*** Opening DATA FOR THE TASK ***

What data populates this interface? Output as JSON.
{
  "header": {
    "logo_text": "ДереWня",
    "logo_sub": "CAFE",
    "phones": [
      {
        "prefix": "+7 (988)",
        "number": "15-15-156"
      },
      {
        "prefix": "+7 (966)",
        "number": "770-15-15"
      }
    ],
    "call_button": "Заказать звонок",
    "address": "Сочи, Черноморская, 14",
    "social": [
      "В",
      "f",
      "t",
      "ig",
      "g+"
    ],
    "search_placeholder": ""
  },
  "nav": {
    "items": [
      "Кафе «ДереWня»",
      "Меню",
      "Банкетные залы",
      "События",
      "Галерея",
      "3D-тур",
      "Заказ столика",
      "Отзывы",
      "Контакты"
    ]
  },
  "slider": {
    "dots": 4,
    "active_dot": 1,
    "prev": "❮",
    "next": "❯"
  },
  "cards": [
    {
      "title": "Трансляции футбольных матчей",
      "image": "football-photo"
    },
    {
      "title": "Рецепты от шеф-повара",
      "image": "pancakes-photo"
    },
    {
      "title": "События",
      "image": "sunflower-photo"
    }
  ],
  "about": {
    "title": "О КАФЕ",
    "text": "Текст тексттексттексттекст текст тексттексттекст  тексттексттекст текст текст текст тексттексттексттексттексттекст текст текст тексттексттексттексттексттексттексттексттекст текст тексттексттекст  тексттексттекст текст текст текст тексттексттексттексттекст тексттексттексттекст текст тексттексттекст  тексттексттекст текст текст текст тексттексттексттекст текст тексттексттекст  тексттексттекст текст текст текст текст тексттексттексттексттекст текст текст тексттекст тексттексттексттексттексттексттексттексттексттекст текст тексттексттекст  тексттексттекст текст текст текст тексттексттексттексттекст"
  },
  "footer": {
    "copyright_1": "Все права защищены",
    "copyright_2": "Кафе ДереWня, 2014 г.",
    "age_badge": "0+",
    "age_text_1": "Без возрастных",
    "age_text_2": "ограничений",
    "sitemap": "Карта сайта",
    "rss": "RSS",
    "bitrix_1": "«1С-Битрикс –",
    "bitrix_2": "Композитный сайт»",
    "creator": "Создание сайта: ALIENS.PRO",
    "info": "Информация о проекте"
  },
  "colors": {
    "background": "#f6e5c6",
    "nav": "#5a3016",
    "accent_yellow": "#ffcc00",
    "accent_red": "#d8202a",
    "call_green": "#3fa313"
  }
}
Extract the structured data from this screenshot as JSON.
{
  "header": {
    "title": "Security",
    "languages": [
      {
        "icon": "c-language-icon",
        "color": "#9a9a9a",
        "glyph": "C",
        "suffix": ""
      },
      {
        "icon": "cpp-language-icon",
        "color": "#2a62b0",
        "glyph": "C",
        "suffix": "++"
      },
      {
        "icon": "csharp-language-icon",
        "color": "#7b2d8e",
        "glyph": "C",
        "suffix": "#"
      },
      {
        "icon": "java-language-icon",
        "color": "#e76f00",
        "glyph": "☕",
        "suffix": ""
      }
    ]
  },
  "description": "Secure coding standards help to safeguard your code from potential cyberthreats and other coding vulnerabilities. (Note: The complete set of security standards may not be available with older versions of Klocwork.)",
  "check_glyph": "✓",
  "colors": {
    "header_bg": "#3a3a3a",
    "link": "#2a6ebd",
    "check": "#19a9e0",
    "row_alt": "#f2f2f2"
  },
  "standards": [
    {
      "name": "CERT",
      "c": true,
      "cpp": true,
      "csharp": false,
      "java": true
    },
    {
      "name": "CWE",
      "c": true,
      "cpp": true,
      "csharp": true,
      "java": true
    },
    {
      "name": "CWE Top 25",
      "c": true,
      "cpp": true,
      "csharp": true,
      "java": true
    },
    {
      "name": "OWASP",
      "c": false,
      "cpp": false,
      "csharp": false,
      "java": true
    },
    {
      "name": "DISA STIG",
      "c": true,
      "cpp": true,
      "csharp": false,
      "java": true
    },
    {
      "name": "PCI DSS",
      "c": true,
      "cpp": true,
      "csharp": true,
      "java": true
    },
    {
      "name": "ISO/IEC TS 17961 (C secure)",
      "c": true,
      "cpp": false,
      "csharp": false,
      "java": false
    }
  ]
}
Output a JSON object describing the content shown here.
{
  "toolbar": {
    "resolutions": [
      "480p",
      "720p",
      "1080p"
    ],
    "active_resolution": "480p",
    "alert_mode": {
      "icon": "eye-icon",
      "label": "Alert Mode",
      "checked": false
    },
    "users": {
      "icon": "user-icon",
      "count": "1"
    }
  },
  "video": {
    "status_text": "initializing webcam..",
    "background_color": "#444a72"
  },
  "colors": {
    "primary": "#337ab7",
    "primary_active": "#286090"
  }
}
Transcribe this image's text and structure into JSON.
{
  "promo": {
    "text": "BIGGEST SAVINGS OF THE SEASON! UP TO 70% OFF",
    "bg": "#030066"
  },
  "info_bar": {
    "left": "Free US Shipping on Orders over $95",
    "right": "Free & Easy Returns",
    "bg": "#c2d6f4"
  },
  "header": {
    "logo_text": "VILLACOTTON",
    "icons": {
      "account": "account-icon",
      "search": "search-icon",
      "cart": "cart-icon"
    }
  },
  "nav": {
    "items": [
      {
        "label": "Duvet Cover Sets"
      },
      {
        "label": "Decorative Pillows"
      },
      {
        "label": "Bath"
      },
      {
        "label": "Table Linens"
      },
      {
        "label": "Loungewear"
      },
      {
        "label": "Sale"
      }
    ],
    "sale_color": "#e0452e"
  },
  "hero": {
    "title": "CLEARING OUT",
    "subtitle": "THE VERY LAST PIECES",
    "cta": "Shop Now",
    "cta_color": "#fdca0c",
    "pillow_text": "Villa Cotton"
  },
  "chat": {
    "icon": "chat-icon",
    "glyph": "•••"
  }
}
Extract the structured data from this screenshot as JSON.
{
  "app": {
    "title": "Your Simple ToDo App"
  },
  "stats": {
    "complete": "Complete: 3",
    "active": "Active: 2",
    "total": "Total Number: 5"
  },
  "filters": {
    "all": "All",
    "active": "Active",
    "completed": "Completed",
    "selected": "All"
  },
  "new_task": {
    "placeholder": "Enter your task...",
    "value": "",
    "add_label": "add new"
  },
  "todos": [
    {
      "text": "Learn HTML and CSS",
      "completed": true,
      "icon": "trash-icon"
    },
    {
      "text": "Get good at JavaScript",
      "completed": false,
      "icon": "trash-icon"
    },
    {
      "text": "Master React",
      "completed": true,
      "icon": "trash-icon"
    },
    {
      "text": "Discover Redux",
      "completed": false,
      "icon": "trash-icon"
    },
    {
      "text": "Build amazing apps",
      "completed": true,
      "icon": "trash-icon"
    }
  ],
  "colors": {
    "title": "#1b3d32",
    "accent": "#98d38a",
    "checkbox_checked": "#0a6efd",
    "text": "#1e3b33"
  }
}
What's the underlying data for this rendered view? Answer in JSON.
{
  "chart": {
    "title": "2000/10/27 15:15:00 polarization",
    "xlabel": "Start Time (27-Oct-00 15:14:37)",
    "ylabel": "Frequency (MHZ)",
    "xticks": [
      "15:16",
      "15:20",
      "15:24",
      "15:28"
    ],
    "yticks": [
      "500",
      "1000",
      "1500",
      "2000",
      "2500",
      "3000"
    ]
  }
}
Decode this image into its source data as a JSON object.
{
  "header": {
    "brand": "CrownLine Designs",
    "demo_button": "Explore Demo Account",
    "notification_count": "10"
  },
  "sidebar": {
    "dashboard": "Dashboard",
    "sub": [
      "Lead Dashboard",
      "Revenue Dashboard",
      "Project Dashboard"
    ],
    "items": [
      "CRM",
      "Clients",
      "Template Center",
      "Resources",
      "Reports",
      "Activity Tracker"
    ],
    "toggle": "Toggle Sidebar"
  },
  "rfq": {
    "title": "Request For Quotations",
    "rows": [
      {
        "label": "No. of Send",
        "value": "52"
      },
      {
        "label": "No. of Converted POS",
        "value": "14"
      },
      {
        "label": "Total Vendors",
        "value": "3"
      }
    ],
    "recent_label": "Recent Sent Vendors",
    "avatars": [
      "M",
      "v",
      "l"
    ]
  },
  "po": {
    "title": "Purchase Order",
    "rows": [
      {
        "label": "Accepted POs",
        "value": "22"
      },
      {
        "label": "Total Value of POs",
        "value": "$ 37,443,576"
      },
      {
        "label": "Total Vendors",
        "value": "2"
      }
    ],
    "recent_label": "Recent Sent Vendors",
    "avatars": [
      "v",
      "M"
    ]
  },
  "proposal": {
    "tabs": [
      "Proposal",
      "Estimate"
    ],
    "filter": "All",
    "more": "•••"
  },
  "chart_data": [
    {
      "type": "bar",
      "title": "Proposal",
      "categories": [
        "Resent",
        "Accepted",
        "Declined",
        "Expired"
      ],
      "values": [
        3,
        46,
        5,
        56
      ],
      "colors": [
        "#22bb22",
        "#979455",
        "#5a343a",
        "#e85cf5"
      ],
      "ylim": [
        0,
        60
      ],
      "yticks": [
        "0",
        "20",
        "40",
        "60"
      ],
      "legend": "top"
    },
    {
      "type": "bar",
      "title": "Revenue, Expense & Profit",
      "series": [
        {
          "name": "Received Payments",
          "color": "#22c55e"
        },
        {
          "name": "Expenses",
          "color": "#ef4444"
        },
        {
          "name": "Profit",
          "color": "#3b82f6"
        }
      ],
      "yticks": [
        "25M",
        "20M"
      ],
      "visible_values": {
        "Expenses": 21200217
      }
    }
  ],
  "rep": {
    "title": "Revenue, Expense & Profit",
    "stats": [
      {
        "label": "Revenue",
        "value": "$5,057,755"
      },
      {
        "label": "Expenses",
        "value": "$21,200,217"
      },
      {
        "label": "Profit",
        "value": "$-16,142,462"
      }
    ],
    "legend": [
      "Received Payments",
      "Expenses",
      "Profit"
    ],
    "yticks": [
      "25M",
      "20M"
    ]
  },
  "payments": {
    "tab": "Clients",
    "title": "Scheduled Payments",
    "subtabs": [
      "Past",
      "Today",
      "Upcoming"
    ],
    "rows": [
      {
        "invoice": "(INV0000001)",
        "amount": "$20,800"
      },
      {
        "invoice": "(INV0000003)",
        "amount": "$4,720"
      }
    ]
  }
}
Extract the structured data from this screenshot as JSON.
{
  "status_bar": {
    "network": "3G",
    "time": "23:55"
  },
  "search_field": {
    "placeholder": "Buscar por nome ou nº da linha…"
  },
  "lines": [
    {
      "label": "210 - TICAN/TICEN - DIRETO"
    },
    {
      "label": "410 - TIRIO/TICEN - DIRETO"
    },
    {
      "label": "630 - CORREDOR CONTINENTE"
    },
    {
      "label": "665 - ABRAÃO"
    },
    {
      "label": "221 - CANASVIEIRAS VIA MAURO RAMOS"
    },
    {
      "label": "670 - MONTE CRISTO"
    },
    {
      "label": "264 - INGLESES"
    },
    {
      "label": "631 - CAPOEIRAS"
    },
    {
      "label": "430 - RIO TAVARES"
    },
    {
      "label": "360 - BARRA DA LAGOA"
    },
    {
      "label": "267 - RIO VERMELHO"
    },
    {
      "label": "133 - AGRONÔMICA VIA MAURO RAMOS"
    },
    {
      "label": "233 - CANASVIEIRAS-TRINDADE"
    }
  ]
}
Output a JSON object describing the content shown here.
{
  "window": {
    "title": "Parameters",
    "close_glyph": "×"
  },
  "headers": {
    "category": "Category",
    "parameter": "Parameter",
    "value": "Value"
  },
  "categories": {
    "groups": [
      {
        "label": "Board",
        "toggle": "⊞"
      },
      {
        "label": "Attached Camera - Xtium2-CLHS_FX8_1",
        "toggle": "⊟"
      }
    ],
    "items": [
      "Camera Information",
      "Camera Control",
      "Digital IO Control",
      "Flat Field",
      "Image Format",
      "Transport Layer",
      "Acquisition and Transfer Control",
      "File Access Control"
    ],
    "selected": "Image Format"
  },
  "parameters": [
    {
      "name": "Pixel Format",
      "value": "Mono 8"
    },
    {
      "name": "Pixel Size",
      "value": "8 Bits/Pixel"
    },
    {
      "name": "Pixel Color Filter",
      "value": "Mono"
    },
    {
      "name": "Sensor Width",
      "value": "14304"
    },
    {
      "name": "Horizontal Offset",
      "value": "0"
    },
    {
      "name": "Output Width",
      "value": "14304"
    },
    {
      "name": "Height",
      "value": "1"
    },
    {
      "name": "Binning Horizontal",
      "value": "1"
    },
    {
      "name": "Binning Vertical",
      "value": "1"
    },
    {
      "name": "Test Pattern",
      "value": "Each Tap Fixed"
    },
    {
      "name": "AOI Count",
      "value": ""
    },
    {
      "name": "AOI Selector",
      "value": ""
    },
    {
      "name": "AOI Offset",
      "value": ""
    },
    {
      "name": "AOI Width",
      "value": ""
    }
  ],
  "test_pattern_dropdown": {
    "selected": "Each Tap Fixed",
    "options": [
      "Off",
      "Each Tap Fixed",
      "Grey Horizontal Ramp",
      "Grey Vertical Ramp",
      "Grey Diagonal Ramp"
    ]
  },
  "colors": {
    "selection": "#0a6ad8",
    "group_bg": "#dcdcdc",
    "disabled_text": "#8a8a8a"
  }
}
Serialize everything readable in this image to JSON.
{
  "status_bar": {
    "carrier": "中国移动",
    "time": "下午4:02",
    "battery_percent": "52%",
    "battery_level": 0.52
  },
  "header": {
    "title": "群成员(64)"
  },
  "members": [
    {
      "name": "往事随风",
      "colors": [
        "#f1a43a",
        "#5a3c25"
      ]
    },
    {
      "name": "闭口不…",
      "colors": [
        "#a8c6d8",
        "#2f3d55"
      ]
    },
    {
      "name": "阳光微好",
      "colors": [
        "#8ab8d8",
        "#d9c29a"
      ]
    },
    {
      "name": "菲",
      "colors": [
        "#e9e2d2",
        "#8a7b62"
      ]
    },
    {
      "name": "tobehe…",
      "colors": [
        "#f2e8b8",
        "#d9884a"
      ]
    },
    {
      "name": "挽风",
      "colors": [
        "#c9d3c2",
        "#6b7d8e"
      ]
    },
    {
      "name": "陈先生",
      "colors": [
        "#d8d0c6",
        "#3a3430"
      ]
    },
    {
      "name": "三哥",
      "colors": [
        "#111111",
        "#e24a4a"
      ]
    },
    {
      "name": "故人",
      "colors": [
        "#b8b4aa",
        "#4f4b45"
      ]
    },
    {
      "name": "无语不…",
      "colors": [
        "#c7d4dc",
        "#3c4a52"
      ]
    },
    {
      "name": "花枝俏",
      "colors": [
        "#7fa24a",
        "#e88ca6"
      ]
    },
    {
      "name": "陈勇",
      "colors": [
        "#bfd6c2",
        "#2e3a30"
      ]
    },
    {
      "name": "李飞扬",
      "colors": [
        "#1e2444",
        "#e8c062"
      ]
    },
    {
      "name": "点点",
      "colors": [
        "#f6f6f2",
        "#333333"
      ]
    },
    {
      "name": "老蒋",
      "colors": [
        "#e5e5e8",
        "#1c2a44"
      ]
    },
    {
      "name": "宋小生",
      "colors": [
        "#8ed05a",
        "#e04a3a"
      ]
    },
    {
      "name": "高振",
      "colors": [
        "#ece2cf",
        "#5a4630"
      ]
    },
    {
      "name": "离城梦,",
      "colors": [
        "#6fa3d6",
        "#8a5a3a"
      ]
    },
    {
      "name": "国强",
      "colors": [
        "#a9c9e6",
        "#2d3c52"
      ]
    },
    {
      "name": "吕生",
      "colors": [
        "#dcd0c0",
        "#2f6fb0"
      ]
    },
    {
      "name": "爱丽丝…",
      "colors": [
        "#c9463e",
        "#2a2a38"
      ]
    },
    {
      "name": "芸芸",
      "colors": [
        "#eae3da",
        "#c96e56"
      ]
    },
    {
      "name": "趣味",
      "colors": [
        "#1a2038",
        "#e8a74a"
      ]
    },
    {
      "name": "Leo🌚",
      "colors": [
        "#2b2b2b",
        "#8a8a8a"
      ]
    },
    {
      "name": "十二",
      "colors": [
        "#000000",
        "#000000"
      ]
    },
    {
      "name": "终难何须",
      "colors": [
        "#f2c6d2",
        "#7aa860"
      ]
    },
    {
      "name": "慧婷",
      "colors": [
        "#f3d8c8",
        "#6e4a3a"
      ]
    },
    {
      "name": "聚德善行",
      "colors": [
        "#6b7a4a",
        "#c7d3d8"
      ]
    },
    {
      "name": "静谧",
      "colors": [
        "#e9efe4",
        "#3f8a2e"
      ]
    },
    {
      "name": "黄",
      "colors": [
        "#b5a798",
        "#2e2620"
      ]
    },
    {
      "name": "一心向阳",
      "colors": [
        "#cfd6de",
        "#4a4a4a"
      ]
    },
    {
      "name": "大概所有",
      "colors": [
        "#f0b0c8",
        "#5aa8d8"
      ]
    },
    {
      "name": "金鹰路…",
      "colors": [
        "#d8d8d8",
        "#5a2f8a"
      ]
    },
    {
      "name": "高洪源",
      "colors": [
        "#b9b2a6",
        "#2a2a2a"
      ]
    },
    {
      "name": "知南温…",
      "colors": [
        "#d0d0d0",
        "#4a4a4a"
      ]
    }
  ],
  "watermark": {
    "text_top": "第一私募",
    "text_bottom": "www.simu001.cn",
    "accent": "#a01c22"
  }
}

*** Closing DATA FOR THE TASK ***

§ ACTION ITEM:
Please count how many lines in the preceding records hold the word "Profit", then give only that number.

§ ANSWER BELOW:
5